● YOUR TASK: Find every line below with the string "chart" and pick it out.

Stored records
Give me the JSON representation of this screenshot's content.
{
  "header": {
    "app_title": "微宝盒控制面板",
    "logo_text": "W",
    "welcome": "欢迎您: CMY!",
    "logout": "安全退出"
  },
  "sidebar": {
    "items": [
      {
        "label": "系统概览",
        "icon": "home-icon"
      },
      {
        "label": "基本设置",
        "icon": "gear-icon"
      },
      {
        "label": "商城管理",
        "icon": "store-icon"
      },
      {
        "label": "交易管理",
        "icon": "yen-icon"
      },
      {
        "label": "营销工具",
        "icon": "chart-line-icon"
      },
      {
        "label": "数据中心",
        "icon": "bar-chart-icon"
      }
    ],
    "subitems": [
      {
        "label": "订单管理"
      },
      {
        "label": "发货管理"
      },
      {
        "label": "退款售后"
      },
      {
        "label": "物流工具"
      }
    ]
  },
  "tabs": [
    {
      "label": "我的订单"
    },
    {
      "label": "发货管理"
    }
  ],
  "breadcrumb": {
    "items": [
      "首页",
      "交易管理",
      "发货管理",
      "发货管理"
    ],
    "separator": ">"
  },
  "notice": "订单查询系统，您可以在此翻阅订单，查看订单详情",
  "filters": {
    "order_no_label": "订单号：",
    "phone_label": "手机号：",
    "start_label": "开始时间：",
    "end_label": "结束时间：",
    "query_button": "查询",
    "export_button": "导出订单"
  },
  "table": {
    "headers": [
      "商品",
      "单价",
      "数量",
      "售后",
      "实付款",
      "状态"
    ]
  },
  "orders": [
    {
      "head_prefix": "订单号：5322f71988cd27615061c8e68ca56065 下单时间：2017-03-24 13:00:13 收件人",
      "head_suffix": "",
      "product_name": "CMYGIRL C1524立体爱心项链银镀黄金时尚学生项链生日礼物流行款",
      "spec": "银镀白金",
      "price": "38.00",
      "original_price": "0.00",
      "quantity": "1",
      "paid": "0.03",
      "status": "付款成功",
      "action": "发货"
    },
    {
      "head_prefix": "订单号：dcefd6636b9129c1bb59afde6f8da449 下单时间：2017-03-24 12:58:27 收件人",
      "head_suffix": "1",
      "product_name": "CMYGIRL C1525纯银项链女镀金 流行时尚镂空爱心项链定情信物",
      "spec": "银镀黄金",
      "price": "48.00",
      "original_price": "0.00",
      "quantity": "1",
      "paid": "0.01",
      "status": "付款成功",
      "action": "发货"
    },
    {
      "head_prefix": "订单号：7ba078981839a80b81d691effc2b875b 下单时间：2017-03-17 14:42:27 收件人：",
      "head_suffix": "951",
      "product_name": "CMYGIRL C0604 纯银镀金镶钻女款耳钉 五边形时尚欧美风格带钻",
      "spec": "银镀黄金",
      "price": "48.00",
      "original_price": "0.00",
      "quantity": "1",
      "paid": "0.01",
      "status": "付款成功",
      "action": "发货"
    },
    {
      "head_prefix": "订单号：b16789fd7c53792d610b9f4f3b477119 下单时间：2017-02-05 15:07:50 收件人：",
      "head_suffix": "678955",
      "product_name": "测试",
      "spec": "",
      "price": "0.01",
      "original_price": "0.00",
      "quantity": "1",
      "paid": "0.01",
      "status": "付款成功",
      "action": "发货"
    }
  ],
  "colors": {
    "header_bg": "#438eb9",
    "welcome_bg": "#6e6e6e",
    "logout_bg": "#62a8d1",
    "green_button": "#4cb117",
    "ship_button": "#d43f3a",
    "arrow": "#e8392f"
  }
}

● ANSWER TO THE EXERCISE:
        "icon": "chart-line-icon"
        "icon": "bar-chart-icon"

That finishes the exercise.